As you can see the temp holds in the mid 80’s with the single heat tape. This heat tape is 4″ wide and I think my 6″ would actually be a better application. Since I wanted temps to go up over 90 degrees, I added a second 4′ tape in there as well and plugged it in. This time the temps got up to slightly over 100 degrees. Hotter than desired but still workable. I decided I would plug in the second tape during the day and unplug it at night. I felt this would simulate warmer days and cooler night time temps. Since these hot peppers can take months to sprout I figured I would try this approach for a few weeks and adjust if needed.
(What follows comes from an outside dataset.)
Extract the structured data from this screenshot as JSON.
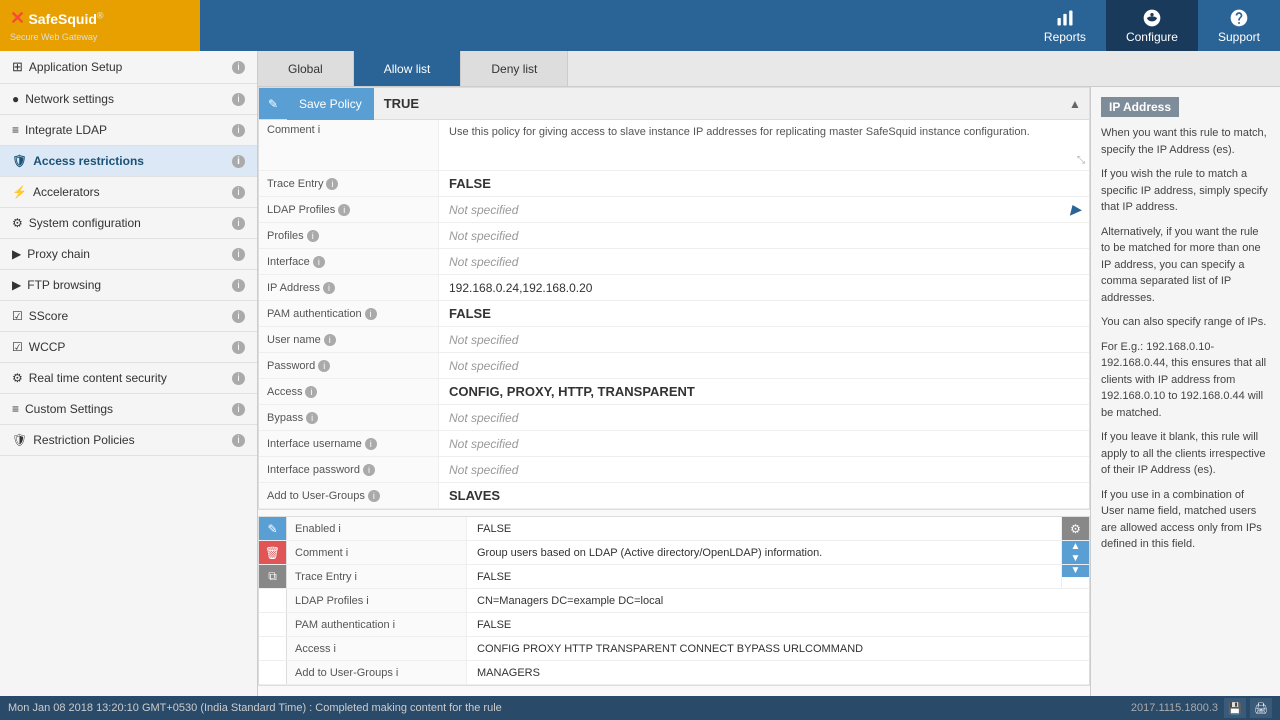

It only took a few weeks before I started to see the seeds sprout. I was amazed they were actually all coming up. My plan is to gradually decrease the heat in the aquarium and get them moved outside to get toughened up and ready for planting. I must admit I did not expect to have this kind of success with these pepper seeds. But the closed tank did give me what I was looking for.. a micro climate that mimicked warmer summer temps. I am really glad it only took two weeks to get them sprouted and it will make starting these seeds next year much easier. Now that I know I can get them sprouted in two weeks I can decide when I want them outside and count backwards to a sowing date. Then they will have the heat and length of our summers to produce.
Though last years attempt at growing these peppers was not successful in producing any peppers, it still was useful in teaching me something I needed to know going forward to be successful in the future. As Henry Ford once said ..Failure is the opportunity to begin again more intelligently.